◆ Problem details ◆
Copy out all of the records, exactly as they appear.

◆ Records for the task ◆

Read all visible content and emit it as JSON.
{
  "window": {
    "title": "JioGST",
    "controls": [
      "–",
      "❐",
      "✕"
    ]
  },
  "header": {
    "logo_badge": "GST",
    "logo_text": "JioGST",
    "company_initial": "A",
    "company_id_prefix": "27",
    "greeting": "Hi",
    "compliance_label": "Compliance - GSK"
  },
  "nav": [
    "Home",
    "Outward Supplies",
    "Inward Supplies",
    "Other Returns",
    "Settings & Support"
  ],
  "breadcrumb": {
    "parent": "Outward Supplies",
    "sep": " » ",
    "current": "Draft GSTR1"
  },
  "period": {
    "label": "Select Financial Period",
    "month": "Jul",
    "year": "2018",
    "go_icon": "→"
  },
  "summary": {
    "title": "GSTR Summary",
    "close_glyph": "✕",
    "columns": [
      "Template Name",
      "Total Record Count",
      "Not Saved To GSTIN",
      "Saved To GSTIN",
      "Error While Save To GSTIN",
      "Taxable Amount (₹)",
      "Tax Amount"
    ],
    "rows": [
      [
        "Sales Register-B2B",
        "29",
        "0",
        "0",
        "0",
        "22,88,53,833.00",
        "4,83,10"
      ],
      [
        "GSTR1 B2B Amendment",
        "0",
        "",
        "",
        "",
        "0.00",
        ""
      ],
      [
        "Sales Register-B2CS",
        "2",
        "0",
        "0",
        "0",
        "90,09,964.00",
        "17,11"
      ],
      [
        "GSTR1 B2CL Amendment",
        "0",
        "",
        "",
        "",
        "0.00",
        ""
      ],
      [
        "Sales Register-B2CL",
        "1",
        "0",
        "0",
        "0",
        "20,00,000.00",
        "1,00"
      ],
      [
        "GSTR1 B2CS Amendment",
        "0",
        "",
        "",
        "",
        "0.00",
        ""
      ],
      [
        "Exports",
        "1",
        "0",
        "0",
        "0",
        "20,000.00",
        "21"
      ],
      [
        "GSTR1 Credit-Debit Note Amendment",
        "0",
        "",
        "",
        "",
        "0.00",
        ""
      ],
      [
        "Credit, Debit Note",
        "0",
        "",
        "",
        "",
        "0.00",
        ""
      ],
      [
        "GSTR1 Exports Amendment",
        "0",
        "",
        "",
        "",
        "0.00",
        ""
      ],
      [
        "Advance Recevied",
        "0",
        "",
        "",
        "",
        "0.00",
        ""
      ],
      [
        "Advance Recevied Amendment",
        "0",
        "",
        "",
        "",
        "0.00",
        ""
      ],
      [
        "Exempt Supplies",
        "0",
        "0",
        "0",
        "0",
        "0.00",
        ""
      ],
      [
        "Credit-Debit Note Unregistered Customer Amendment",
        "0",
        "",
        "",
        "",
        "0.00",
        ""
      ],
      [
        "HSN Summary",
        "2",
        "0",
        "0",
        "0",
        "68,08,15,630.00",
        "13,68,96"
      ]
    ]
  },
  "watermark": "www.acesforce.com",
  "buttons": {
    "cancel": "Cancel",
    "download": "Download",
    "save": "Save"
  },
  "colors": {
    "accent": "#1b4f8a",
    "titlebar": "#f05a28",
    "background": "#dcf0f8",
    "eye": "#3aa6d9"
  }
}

◆ Result for this exercise ◆
Read all visible content and emit it as JSON.
{
  "window": {
    "title": "JioGST",
    "controls": [
      "–",
      "❐",
      "✕"
    ]
  },
  "header": {
    "logo_badge": "GST",
    "logo_text": "JioGST",
    "company_initial": "A",
    "company_id_prefix": "27",
    "greeting": "Hi",
    "compliance_label": "Compliance - GSK"
  },
  "nav": [
    "Home",
    "Outward Supplies",
    "Inward Supplies",
    "Other Returns",
    "Settings & Support"
  ],
  "breadcrumb": {
    "parent": "Outward Supplies",
    "sep": " » ",
    "current": "Draft GSTR1"
  },
  "period": {
    "label": "Select Financial Period",
    "month": "Jul",
    "year": "2018",
    "go_icon": "→"
  },
  "summary": {
    "title": "GSTR Summary",
    "close_glyph": "✕",
    "columns": [
      "Template Name",
      "Total Record Count",
      "Not Saved To GSTIN",
      "Saved To GSTIN",
      "Error While Save To GSTIN",
      "Taxable Amount (₹)",
      "Tax Amount"
    ],
    "rows": [
      [
        "Sales Register-B2B",
        "29",
        "0",
        "0",
        "0",
        "22,88,53,833.00",
        "4,83,10"
      ],
      [
        "GSTR1 B2B Amendment",
        "0",
        "",
        "",
        "",
        "0.00",
        ""
      ],
      [
        "Sales Register-B2CS",
        "2",
        "0",
        "0",
        "0",
        "90,09,964.00",
        "17,11"
      ],
      [
        "GSTR1 B2CL Amendment",
        "0",
        "",
        "",
        "",
        "0.00",
        ""
      ],
      [
        "Sales Register-B2CL",
        "1",
        "0",
        "0",
        "0",
        "20,00,000.00",
        "1,00"
      ],
      [
        "GSTR1 B2CS Amendment",
        "0",
        "",
        "",
        "",
        "0.00",
        ""
      ],
      [
        "Exports",
        "1",
        "0",
        "0",
        "0",
        "20,000.00",
        "21"
      ],
      [
        "GSTR1 Credit-Debit Note Amendment",
        "0",
        "",
        "",
        "",
        "0.00",
        ""
      ],
      [
        "Credit, Debit Note",
        "0",
        "",
        "",
        "",
        "0.00",
        ""
      ],
      [
        "GSTR1 Exports Amendment",
        "0",
        "",
        "",
        "",
        "0.00",
        ""
      ],
      [
        "Advance Recevied",
        "0",
        "",
        "",
        "",
        "0.00",
        ""
      ],
      [
        "Advance Recevied Amendment",
        "0",
        "",
        "",
        "",
        "0.00",
        ""
      ],
      [
        "Exempt Supplies",
        "0",
        "0",
        "0",
        "0",
        "0.00",
        ""
      ],
      [
        "Credit-Debit Note Unregistered Customer Amendment",
        "0",
        "",
        "",
        "",
        "0.00",
        ""
      ],
      [
        "HSN Summary",
        "2",
        "0",
        "0",
        "0",
        "68,08,15,630.00",
        "13,68,96"
      ]
    ]
  },
  "watermark": "www.acesforce.com",
  "buttons": {
    "cancel": "Cancel",
    "download": "Download",
    "save": "Save"
  },
  "colors": {
    "accent": "#1b4f8a",
    "titlebar": "#f05a28",
    "background": "#dcf0f8",
    "eye": "#3aa6d9"
  }
}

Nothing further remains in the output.